SUPPLIED DATA below:

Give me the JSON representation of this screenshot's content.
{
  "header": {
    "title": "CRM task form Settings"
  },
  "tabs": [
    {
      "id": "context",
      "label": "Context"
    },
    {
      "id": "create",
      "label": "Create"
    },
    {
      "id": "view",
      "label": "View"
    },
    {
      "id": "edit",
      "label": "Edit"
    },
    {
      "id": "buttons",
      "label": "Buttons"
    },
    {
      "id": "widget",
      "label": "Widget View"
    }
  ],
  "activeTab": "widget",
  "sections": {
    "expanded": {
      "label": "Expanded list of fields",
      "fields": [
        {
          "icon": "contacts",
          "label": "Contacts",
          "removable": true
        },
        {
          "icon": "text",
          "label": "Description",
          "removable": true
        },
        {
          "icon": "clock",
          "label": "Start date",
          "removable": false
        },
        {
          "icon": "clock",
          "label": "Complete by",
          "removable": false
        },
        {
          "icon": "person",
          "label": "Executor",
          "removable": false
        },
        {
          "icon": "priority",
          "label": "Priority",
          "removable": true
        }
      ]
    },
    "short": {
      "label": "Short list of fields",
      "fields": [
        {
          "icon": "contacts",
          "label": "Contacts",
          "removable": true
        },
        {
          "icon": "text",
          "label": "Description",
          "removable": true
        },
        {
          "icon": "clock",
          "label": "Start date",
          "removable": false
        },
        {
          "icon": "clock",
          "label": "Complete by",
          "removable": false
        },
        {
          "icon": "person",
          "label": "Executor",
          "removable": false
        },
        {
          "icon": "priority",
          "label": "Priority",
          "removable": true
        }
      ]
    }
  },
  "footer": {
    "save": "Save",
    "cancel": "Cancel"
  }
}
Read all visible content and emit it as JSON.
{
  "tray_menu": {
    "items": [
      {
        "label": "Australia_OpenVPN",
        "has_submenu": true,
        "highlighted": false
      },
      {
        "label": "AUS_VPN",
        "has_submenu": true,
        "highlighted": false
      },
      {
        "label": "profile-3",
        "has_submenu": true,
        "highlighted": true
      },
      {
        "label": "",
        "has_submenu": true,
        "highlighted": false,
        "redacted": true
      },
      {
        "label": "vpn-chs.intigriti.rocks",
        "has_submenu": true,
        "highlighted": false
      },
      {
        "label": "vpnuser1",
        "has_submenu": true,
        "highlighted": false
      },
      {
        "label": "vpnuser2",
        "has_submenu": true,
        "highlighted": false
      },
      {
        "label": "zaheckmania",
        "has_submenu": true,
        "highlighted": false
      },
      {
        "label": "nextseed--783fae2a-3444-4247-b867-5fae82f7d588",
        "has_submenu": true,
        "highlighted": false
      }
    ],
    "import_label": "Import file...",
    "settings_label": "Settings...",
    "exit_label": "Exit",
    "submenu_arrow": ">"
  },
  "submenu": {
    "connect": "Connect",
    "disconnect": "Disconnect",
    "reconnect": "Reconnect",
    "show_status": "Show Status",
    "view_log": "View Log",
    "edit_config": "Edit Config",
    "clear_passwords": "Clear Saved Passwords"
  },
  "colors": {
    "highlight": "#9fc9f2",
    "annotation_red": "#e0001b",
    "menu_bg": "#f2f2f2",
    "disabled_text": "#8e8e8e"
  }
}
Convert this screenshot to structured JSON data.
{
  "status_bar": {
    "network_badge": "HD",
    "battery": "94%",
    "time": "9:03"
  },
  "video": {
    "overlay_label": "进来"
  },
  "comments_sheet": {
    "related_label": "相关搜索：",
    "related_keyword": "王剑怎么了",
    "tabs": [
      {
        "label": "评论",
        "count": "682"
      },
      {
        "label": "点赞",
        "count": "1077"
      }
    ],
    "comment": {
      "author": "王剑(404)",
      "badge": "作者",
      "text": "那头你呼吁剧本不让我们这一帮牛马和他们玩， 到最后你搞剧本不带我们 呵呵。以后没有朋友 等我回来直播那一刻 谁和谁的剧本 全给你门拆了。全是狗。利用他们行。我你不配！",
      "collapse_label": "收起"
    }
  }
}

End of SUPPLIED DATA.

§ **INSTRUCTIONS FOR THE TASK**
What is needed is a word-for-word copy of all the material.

§ **EXPECTED OUTPUT**
Give me the JSON representation of this screenshot's content.
{
  "header": {
    "title": "CRM task form Settings"
  },
  "tabs": [
    {
      "id": "context",
      "label": "Context"
    },
    {
      "id": "create",
      "label": "Create"
    },
    {
      "id": "view",
      "label": "View"
    },
    {
      "id": "edit",
      "label": "Edit"
    },
    {
      "id": "buttons",
      "label": "Buttons"
    },
    {
      "id": "widget",
      "label": "Widget View"
    }
  ],
  "activeTab": "widget",
  "sections": {
    "expanded": {
      "label": "Expanded list of fields",
      "fields": [
        {
          "icon": "contacts",
          "label": "Contacts",
          "removable": true
        },
        {
          "icon": "text",
          "label": "Description",
          "removable": true
        },
        {
          "icon": "clock",
          "label": "Start date",
          "removable": false
        },
        {
          "icon": "clock",
          "label": "Complete by",
          "removable": false
        },
        {
          "icon": "person",
          "label": "Executor",
          "removable": false
        },
        {
          "icon": "priority",
          "label": "Priority",
          "removable": true
        }
      ]
    },
    "short": {
      "label": "Short list of fields",
      "fields": [
        {
          "icon": "contacts",
          "label": "Contacts",
          "removable": true
        },
        {
          "icon": "text",
          "label": "Description",
          "removable": true
        },
        {
          "icon": "clock",
          "label": "Start date",
          "removable": false
        },
        {
          "icon": "clock",
          "label": "Complete by",
          "removable": false
        },
        {
          "icon": "person",
          "label": "Executor",
          "removable": false
        },
        {
          "icon": "priority",
          "label": "Priority",
          "removable": true
        }
      ]
    }
  },
  "footer": {
    "save": "Save",
    "cancel": "Cancel"
  }
}
Read all visible content and emit it as JSON.
{
  "tray_menu": {
    "items": [
      {
        "label": "Australia_OpenVPN",
        "has_submenu": true,
        "highlighted": false
      },
      {
        "label": "AUS_VPN",
        "has_submenu": true,
        "highlighted": false
      },
      {
        "label": "profile-3",
        "has_submenu": true,
        "highlighted": true
      },
      {
        "label": "",
        "has_submenu": true,
        "highlighted": false,
        "redacted": true
      },
      {
        "label": "vpn-chs.intigriti.rocks",
        "has_submenu": true,
        "highlighted": false
      },
      {
        "label": "vpnuser1",
        "has_submenu": true,
        "highlighted": false
      },
      {
        "label": "vpnuser2",
        "has_submenu": true,
        "highlighted": false
      },
      {
        "label": "zaheckmania",
        "has_submenu": true,
        "highlighted": false
      },
      {
        "label": "nextseed--783fae2a-3444-4247-b867-5fae82f7d588",
        "has_submenu": true,
        "highlighted": false
      }
    ],
    "import_label": "Import file...",
    "settings_label": "Settings...",
    "exit_label": "Exit",
    "submenu_arrow": ">"
  },
  "submenu": {
    "connect": "Connect",
    "disconnect": "Disconnect",
    "reconnect": "Reconnect",
    "show_status": "Show Status",
    "view_log": "View Log",
    "edit_config": "Edit Config",
    "clear_passwords": "Clear Saved Passwords"
  },
  "colors": {
    "highlight": "#9fc9f2",
    "annotation_red": "#e0001b",
    "menu_bg": "#f2f2f2",
    "disabled_text": "#8e8e8e"
  }
}
Convert this screenshot to structured JSON data.
{
  "status_bar": {
    "network_badge": "HD",
    "battery": "94%",
    "time": "9:03"
  },
  "video": {
    "overlay_label": "进来"
  },
  "comments_sheet": {
    "related_label": "相关搜索：",
    "related_keyword": "王剑怎么了",
    "tabs": [
      {
        "label": "评论",
        "count": "682"
      },
      {
        "label": "点赞",
        "count": "1077"
      }
    ],
    "comment": {
      "author": "王剑(404)",
      "badge": "作者",
      "text": "那头你呼吁剧本不让我们这一帮牛马和他们玩， 到最后你搞剧本不带我们 呵呵。以后没有朋友 等我回来直播那一刻 谁和谁的剧本 全给你门拆了。全是狗。利用他们行。我你不配！",
      "collapse_label": "收起"
    }
  }
}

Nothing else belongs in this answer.